Last week an agency client of mine asked me to edit a press release drafted by a specialty pharma company whose product had been favorably reviewed in a prominent journal. Pretty straightforward, I thought, as I made minor tweaks to the headline and first paragraph. But a sentence in the second paragraph made me spit out my mouthful of tea all over my computer screen:
“More than 90% of U.S. commercial lives have access to this product.”
“Commercial lives”? Really? Is that what this company thinks of its potential customers?
Phrases like that underscore a disturbing trend in healthcare communications: the dehumanization of patients. Early in my career I had a […]
While there are many clients that merely pay lip service to the idea of working as partners in communications, there are some who truly embody the concept.
I often use this space to voice my frustration with clients, the industry in general, or the world at large. A regular reader of this blog might conclude that I’m a curmudgeon, a label I wouldn’t be able to slough off so easily. Indeed, much of my cantankerousness stems from experiences in which I’ve felt that clients have treated me like a vendor, as opposed to a partner in communications. But I am glad — thrilled! — to report that effective partnerships […]
As a medical writer, and as a consultant to several healthcare PR agencies and other organizations, I am pleased to see so many pharma and biotech companies investing the time and effort to develop carefully crafted messages for their communications initiatives. Those companies appear to appreciate the importance of clear and coherent messaging as vital to building and sustaining a brand, and of training spokespersons to communicate agreed-upon messages to various audiences.
However, there is one trend in message-crafting that I find rather disturbing: the impulse to cram every conceivable message into every soundbite. It simply cannot be done. And yet, some companies seem determined to try.
Message-cramming is perhaps […]
In the realm of cliché, the concept of “patient-centricity” has become ubiquitous in pharma/biotech circles. Visit any pharma or biotech website, click on the “About Us” or “Company Mission” page, and you’ll find language that attests to the company’s dedication to patients, or to “meeting patient needs,” or to “putting patients first.” In an industry that highly values differentiation, the similarity of every company’s patient-centric language is somewhat surprising. What’s more, the emphasis on patients starts to ring hollow when one considers the actual behavior of many pharma and biotech companies.
The scandal surrounding Martin Shkreli, the embattled head of Turing Pharmaceuticals, prompts my focus on pharma/biotech claims of […]
A number of years ago, when I held a Director-level medical writing position in the Healthcare practice at a major PR firm, I was given the assignment of writing a background document on a certain disease area (I don’t remember which one). I spent an hour or two on research, and then another couple of hours writing a first draft, based on my research.

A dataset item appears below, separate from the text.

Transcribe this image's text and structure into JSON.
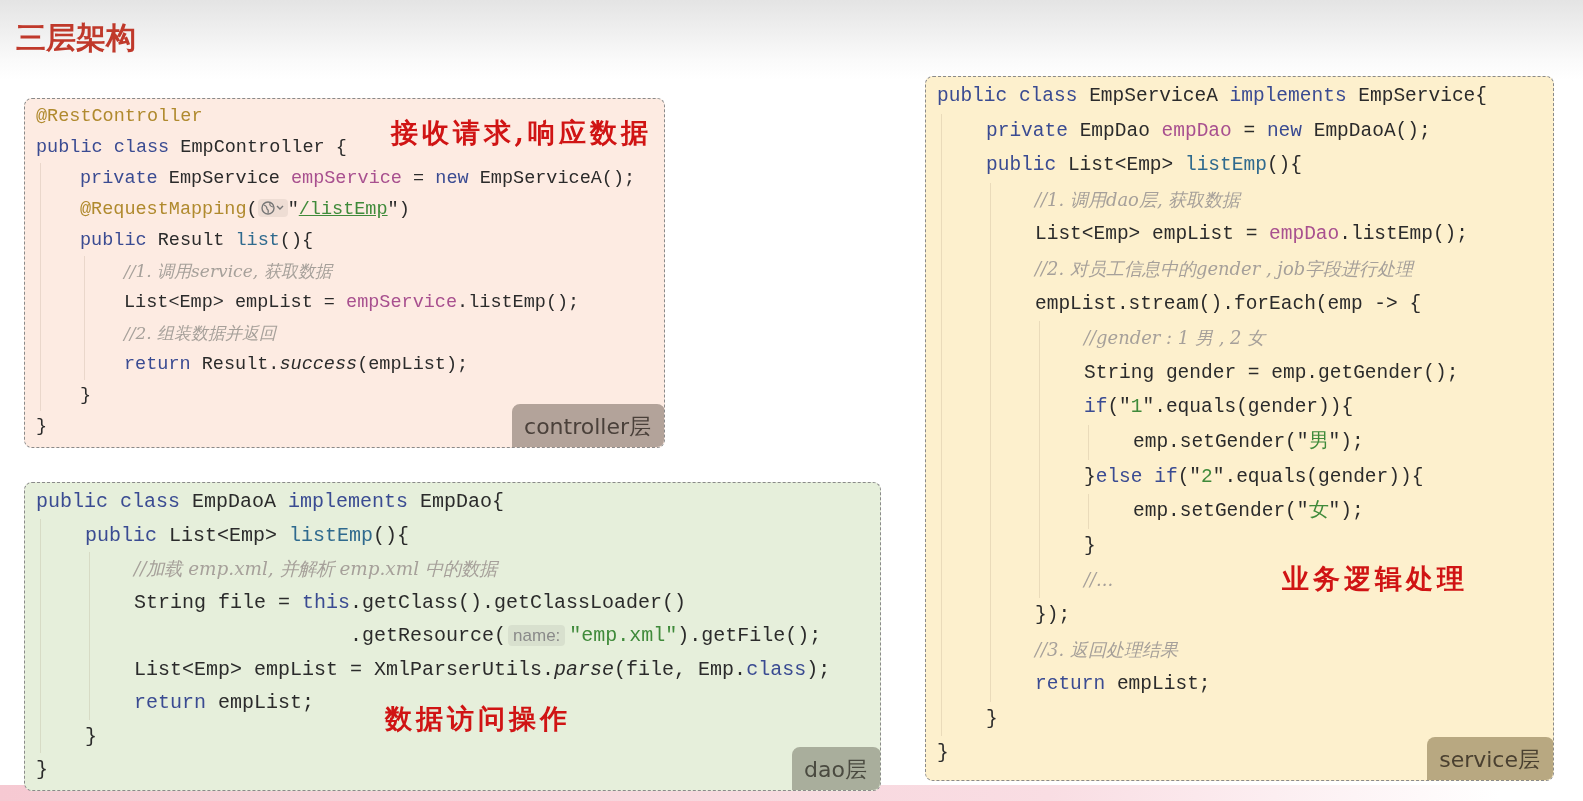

I then showed the draft to Timmy, the young account executive who was supposedly supervising the project. He read a few paragraphs and started shaking his head. “Peter, I was hoping you’d just give us some of your thoughts on this disease area. I […]
It’s been awhile since I last blogged, and even longer since I attended the Medical Marketing & Media workshop on patient engagement. While many of my memories of the workshop have faded, there was a powerful moment during the panel discussion that has stuck with me, and which I keep coming back to.
The panel discussion — “What’s the true meaning of patient-centricity and is anybody doing it?” — was moderated by Jack Barrette, the CEO of WEGO Health, who announced, “A revolution is underway!” He cited research characterizing patients as “the most underutilized resource,” a constituency that has “the most at stake.” Patients “want to be involved and can be […]